Overall, 52 percent now say, the United States is losing the war, up from 34 percent last year. Three in 10 say the United States is making significant progress in restoring civil order; nearly half thought so in June. And 41 percent say Iraq is now in a civil war, up from 34 percent in August. Forty-five percent describe the situation as close to a civil war.
Although the public remains leery of immediate withdrawal, it has lost faith that the Bush administration has a clear solution for Iraq. Twenty-five percent think it does, down 13 points since September. Even Republicans are no longer convinced, with 49 percent saying the president has a clear plan, down 22 points since September. The solace for Bush is that just as few Americans say the Democrats have a clear plan.
The public is more open to the Iraq Study Group plan, with 46 percent for it and 22 percent against it. When asked about some of its specific recommendations, respondents are dramatically more supportive. Seventy-nine percent favor shifting U.S. troops from combat to support; 69 percent support withdrawing most combat forces by early 2008; 74 percent support reducing aid if Iraq fails to make progress toward national unity and civil order; and about six in 10 support talking with Syria and Iran to try to resolve the conflict.
Republicans and Democrats in Washington have come to no such consensus. Rather than adopting the proposed solutions, Democrats prefer to leave it to Bush to find a way out of a mess they say he created. Sen. Carl M. Levin (D-Mich.), the incoming chairman of the Senate Armed Services Committee, has been guarded in discussing the Iraq Study Group report, saying only that there may be some sort of formal resolution endorsing it.

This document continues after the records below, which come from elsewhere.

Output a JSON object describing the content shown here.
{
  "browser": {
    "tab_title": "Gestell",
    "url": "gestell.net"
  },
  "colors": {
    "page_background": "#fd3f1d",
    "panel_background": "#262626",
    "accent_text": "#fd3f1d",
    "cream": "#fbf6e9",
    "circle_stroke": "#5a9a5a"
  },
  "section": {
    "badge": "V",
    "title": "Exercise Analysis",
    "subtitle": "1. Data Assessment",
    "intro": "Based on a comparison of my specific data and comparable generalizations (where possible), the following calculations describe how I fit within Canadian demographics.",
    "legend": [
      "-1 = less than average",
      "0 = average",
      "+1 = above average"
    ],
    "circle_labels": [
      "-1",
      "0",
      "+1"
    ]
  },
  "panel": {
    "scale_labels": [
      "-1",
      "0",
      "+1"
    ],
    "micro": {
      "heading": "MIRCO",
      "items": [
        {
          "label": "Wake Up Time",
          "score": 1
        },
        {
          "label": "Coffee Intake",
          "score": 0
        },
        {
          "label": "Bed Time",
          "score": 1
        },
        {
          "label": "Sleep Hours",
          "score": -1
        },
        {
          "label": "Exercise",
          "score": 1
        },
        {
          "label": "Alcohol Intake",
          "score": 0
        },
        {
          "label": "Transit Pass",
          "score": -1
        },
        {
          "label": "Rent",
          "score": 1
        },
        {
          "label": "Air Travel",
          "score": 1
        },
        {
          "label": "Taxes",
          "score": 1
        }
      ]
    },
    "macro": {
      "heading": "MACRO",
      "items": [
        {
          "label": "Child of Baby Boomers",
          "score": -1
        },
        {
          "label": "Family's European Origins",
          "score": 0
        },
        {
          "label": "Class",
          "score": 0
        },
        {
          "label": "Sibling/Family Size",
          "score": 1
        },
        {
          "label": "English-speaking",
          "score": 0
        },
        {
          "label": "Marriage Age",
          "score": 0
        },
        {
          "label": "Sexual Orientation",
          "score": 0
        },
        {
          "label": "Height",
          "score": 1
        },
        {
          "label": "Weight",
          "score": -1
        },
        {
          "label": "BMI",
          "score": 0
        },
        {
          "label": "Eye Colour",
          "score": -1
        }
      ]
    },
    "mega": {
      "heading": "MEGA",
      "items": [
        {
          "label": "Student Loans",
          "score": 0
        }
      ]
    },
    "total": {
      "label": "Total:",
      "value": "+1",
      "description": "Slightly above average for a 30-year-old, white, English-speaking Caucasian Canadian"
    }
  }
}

Jim Manley, spokesman for incoming Senate majority leader Harry M. Reid (D-Nev.), said: "I can't name you one member who has wholeheartedly embraced each and every one of the recommendations. From the leadership's perspective, there's much to support. But we're putting pressure on the president to come up with a way forward."

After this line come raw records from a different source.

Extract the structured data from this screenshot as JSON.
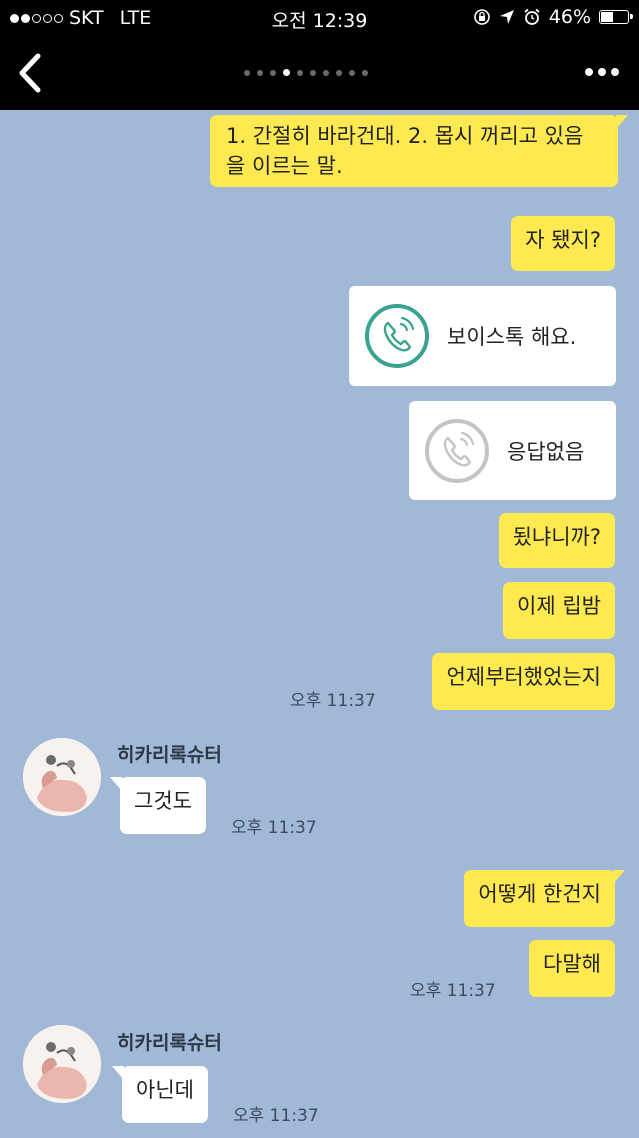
{
  "status_bar": {
    "carrier": "SKT",
    "network": "LTE",
    "time": "오전 12:39",
    "battery": "46%",
    "battery_level": 0.46
  },
  "nav": {
    "page_count": 10,
    "active_page": 4
  },
  "messages": [
    {
      "side": "out",
      "text": "1. 간절히 바라건대. 2. 몹시 꺼리고 있음을 이르는 말."
    },
    {
      "side": "out",
      "text": "자 됐지?"
    },
    {
      "side": "out",
      "type": "call",
      "text": "보이스톡 해요.",
      "icon": "voice-call-icon",
      "color": "#3aa390"
    },
    {
      "side": "out",
      "type": "call",
      "text": "응답없음",
      "icon": "voice-call-missed-icon",
      "color": "#c4c4c4"
    },
    {
      "side": "out",
      "text": "됬냐니까?"
    },
    {
      "side": "out",
      "text": "이제 립밤"
    },
    {
      "side": "out",
      "text": "언제부터했었는지",
      "time": "오후 11:37"
    },
    {
      "side": "in",
      "sender": "히카리록슈터",
      "text": "그것도",
      "time": "오후 11:37"
    },
    {
      "side": "out",
      "text": "어떻게 한건지"
    },
    {
      "side": "out",
      "text": "다말해",
      "time": "오후 11:37"
    },
    {
      "side": "in",
      "sender": "히카리록슈터",
      "text": "아닌데",
      "time": "오후 11:37"
    }
  ],
  "colors": {
    "background": "#a1b9d6",
    "outgoing_bubble": "#fee951",
    "incoming_bubble": "#ffffff"
  }
}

That reflects divisions among Democrats, whose leaders are wary of alienating antiwar liberals. "The recommendations I don't believe match the findings," said Tom Andrews, a former congressman who heads Win Without War. "The situation demands much more action than embedding additional trainers." Rep. Maxine Waters (D-Calif.), head of the "Out of Iraq" caucus in the House, said troops need to come home faster. "I don't think 2008 is soon enough," she said. "Too long, too costly, too many lives."
Underlying Democratic reticence, according to some, are two other factors: wariness of alienating Israel, which has rejected the panel's ideas about making peace with Syria, and distrust of Baker because of his role helping Bush during the contested 2000 presidential election.
Leon E. Panetta, a Democratic panel member, said his party's coolness may help bring Bush around: "If they were jumping up or down for it or against it, that would affect how the president views it. What they need to do is give the president some room to review this."
Not all political reaction has been negative. Some congressional Republicans are eager to resolve the issue before 2008 and have urged the White House not to reject the report. "It seems to me that what Baker-Hamilton provides us is a chance to kind of reset the table and get a bipartisan buy-in . . . to what we can do to move forward in Iraq and get our troops out of harm's way and out of the sectarian violence," Sen. Sam Brownback (Kan.) said on "Fox News Sunday."
The Washington Post-ABC News poll was conducted Dec. 7-11 by telephone among a random national sample of 1,005 adults. The margin of sampling error is three percentage points.
Staff writer Thomas E. Ricks contributed to this report.